Mentions: Introduction of power led to strong divergence from previously reported observations in the UG. Figure 3 shows the proportion of accepted offers as a function of the workload proposers offered to do. Notably, unusually high acceptance rates for lower offers () were observed (lower bound of the 95% Agresti-Coull approximate confidence interval ). Here, all treatments are taken together. Moreover, there was a considerable amount of ‘hyperfair’ offers (), e.g. for . There were even offers for – the maximum allowed offer – and, looking at the responses to those offers, not all of them were accepted, which is very surprising.

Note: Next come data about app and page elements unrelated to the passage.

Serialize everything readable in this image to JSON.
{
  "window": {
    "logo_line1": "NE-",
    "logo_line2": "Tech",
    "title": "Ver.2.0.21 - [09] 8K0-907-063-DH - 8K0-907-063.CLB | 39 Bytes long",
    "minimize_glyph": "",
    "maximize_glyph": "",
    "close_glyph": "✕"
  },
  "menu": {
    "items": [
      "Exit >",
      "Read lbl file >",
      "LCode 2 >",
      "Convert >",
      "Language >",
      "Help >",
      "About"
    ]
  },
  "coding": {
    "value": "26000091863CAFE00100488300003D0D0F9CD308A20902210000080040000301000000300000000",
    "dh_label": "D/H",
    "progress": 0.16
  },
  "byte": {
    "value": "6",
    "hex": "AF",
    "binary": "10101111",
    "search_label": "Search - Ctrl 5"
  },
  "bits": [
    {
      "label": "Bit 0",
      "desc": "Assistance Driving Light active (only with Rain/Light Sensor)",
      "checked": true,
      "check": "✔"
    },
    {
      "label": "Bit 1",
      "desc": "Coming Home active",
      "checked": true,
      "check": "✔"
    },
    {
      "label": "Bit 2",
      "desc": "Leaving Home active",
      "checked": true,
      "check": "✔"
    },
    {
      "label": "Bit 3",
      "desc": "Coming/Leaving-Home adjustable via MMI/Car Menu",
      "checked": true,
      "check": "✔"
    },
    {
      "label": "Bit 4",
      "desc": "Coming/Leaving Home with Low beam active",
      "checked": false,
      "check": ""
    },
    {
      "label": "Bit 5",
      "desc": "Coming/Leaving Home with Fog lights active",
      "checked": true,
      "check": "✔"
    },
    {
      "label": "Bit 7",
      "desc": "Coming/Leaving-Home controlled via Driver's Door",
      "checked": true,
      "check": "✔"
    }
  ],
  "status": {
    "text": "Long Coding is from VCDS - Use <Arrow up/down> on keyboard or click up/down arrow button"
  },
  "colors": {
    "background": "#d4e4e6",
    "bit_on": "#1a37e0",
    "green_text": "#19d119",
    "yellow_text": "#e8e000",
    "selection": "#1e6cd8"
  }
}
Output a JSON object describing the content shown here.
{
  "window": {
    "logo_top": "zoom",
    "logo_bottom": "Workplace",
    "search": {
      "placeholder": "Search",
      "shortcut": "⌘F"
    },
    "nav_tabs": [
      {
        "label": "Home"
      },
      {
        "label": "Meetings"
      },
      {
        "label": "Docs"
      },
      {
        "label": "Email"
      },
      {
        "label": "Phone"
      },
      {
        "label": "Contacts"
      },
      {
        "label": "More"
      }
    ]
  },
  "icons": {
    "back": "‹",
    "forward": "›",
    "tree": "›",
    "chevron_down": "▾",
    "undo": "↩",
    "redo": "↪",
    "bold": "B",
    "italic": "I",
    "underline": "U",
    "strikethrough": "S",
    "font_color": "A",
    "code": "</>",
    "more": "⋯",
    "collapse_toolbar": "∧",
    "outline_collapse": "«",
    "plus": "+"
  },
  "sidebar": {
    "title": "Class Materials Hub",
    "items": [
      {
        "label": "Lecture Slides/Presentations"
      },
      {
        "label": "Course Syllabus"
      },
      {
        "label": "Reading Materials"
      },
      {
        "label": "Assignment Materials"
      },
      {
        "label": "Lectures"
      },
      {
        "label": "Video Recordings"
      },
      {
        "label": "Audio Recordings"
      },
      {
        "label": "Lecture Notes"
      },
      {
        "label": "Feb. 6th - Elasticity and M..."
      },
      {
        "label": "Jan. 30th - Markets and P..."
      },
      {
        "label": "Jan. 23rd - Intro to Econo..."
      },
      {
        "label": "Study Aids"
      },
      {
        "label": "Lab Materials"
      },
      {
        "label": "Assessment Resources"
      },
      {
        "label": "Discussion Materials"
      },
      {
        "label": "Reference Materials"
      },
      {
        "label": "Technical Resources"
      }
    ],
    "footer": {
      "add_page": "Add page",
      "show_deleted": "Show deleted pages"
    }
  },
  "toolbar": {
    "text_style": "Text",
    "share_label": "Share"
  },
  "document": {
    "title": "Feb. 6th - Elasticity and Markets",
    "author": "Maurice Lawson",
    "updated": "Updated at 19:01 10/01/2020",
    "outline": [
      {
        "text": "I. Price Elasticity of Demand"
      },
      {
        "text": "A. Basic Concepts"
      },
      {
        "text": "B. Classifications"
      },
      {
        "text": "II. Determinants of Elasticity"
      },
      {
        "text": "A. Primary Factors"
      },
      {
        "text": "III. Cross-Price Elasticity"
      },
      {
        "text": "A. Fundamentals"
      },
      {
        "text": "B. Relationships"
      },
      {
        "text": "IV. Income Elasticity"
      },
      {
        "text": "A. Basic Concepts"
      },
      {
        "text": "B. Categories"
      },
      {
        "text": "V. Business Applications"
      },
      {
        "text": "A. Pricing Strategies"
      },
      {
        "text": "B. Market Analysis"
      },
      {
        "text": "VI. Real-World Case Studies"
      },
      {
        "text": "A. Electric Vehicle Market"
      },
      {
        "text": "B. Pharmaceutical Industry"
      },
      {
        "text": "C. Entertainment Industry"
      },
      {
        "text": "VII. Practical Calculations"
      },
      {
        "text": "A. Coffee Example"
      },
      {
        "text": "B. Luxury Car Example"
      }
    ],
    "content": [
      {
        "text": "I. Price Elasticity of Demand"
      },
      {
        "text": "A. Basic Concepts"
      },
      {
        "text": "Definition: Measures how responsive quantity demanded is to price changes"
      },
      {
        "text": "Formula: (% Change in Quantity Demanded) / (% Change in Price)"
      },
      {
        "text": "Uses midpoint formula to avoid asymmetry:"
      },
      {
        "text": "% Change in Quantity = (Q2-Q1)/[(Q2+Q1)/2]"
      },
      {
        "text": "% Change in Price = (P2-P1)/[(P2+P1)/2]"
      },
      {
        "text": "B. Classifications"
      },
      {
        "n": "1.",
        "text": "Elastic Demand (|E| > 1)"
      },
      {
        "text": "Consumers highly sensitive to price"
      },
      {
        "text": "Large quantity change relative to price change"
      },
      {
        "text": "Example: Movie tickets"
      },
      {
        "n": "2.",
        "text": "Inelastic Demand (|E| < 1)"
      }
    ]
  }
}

Bottom Line: In this work, we set out to understand the role of bargaining power in the stylized environment of a Generalized Ultimatum Game (GUG).We find that other-regarding preferences, as measured by the amount of money donated by participants, do not change with the amount of power, but power changes the offers and acceptance rates systematically.Notably, unusually high acceptance rates for lower offers were observed.

View Article: PubMed Central - PubMed

Affiliation: Giovanni Luca Ciampaglia Center for Complex Networks and Systems Research, School of Informatics and Computing, Indiana University, Bloomington, Indiana, United States of America.

ABSTRACT
Power is the ability to influence others towards the attainment of specific goals, and it is a fundamental force that shapes behavior at all levels of human existence. Several theories on the nature of power in social life exist, especially in the context of social influence. Yet, in bargaining situations, surprisingly little is known about its role in shaping social preferences. Such preferences are considered to be the main explanation for observed behavior in a wide range of experimental settings. In this work, we set out to understand the role of bargaining power in the stylized environment of a Generalized Ultimatum Game (GUG). We modify the payoff structure of the standard Ultimatum Game (UG) to investigate three situations: two in which the power balance is either against the proposer or against the responder, and a balanced situation. We find that other-regarding preferences, as measured by the amount of money donated by participants, do not change with the amount of power, but power changes the offers and acceptance rates systematically. Notably, unusually high acceptance rates for lower offers were observed. This finding suggests that social preferences may be invariant to the balance of power and confirms that the role of power on human behavior deserves more attention.

Show MeSH
Related in: MedlinePlus